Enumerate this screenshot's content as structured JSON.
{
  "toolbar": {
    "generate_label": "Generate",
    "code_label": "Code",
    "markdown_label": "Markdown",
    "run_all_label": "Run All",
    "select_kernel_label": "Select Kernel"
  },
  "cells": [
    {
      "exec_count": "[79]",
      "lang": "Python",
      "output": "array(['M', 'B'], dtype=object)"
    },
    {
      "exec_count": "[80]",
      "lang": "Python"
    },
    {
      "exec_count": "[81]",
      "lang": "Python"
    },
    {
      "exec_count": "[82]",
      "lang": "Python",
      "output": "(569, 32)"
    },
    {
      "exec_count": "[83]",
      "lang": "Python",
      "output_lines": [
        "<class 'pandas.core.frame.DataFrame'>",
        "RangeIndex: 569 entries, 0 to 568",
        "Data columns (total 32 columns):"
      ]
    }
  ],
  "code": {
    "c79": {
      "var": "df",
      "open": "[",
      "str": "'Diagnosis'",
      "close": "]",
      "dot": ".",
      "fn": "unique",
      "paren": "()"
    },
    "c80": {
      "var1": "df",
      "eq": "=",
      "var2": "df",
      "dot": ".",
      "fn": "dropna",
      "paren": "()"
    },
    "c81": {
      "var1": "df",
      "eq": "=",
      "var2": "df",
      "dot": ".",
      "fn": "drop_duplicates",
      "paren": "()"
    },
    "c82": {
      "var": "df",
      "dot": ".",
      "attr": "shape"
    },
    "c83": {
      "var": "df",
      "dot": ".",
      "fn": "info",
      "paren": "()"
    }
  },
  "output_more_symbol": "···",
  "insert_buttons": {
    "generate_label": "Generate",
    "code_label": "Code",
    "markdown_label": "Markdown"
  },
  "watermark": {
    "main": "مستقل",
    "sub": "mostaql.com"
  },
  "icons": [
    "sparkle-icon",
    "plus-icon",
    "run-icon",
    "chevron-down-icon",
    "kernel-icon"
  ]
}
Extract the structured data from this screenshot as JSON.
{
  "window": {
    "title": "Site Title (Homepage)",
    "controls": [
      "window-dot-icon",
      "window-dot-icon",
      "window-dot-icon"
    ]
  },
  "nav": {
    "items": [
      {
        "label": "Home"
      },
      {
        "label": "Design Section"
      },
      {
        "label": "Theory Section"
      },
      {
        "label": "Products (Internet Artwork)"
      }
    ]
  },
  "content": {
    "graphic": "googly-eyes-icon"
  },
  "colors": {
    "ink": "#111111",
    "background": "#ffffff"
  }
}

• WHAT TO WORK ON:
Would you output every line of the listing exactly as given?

• WRITTEN REPLY:
Enumerate this screenshot's content as structured JSON.
{
  "toolbar": {
    "generate_label": "Generate",
    "code_label": "Code",
    "markdown_label": "Markdown",
    "run_all_label": "Run All",
    "select_kernel_label": "Select Kernel"
  },
  "cells": [
    {
      "exec_count": "[79]",
      "lang": "Python",
      "output": "array(['M', 'B'], dtype=object)"
    },
    {
      "exec_count": "[80]",
      "lang": "Python"
    },
    {
      "exec_count": "[81]",
      "lang": "Python"
    },
    {
      "exec_count": "[82]",
      "lang": "Python",
      "output": "(569, 32)"
    },
    {
      "exec_count": "[83]",
      "lang": "Python",
      "output_lines": [
        "<class 'pandas.core.frame.DataFrame'>",
        "RangeIndex: 569 entries, 0 to 568",
        "Data columns (total 32 columns):"
      ]
    }
  ],
  "code": {
    "c79": {
      "var": "df",
      "open": "[",
      "str": "'Diagnosis'",
      "close": "]",
      "dot": ".",
      "fn": "unique",
      "paren": "()"
    },
    "c80": {
      "var1": "df",
      "eq": "=",
      "var2": "df",
      "dot": ".",
      "fn": "dropna",
      "paren": "()"
    },
    "c81": {
      "var1": "df",
      "eq": "=",
      "var2": "df",
      "dot": ".",
      "fn": "drop_duplicates",
      "paren": "()"
    },
    "c82": {
      "var": "df",
      "dot": ".",
      "attr": "shape"
    },
    "c83": {
      "var": "df",
      "dot": ".",
      "fn": "info",
      "paren": "()"
    }
  },
  "output_more_symbol": "···",
  "insert_buttons": {
    "generate_label": "Generate",
    "code_label": "Code",
    "markdown_label": "Markdown"
  },
  "watermark": {
    "main": "مستقل",
    "sub": "mostaql.com"
  },
  "icons": [
    "sparkle-icon",
    "plus-icon",
    "run-icon",
    "chevron-down-icon",
    "kernel-icon"
  ]
}
Extract the structured data from this screenshot as JSON.
{
  "window": {
    "title": "Site Title (Homepage)",
    "controls": [
      "window-dot-icon",
      "window-dot-icon",
      "window-dot-icon"
    ]
  },
  "nav": {
    "items": [
      {
        "label": "Home"
      },
      {
        "label": "Design Section"
      },
      {
        "label": "Theory Section"
      },
      {
        "label": "Products (Internet Artwork)"
      }
    ]
  },
  "content": {
    "graphic": "googly-eyes-icon"
  },
  "colors": {
    "ink": "#111111",
    "background": "#ffffff"
  }
}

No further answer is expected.